It can be difficult for restaurants to comply with the ongoing changes in state and federal employee pay regulations.
The most common issues are around excessive side work, unpaid overtime, unpaid wages, missed meals, missed breaks, and nonpayment for mandatory job-related training, which is required under the Fair Labor Standards Act (“FLSA”).
Tipping has been customary in America’s restaurants for years. Servers were able to increase their income, customers used it to reward good service, and restaurant management was able to keep down labor costs.
However, many restaurants had difficulty achieving compliance with tipping laws because of their complexity, state-to-state variation, and inconsistency of enforcement.
As class-action wage and hour suits have become more profitable and less labor intensive than discrimination lawsuits, large restaurant chains are facing litigation brought by employees who allege that they are underpaid per federal regulations. The suits involve thousands of workers at restaurants nationwide who receive a tip credit wage while performing side work such as washing dishes, cleaning and setting tables, making coffee, and sweeping floors.
The FLSA makes it illegal for employers to pay servers and bartenders below minimum wage on the basis that they are tipped employees, while also having them perform excessive side work that does not produce tips.
Federal regulations provide that servers and bartenders may spend up to 20%of their time doing non-tipped side work, but must be paid at the federal minimum wage rate after that. If the work takes longer, it is supposed to be treated as a separate job at full minimum wage, to prevent abuse (i.e. hiring employees for less than minimum wage, even though they are performing minimum wage work). If an employee is primarily a server and is needed to provide non-server duties, they should clock out and back in as a non-server for those tasks.
And the law is not the same in every state.

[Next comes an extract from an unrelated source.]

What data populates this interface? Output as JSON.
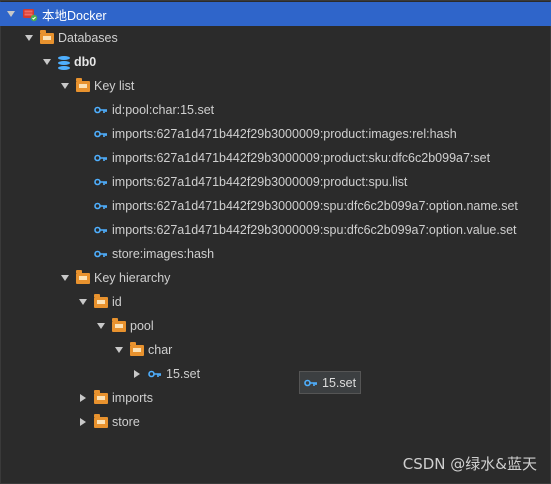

Many states have tipped minimum wages that exceed the federal tipped minimum wage and differing non-tipped side work rules.
Minimum wage overtime lawsuits are also a risk for restaurant operators if regulations are not followed. The FLSA requires employers to pay for all hours worked as well as for overtime hours. Failure to do so is a violation of the minimum wage and overtime provisions of the FLSA.
Most restaurant operators don’t purposefully violate tipping rules. As mentioned above, the rules are complex. Compliance can be difficult. Continuously reviewing tipping practices, regulations, job responsibilities and payment practices will greatly assist restaurant operators to reduce risk.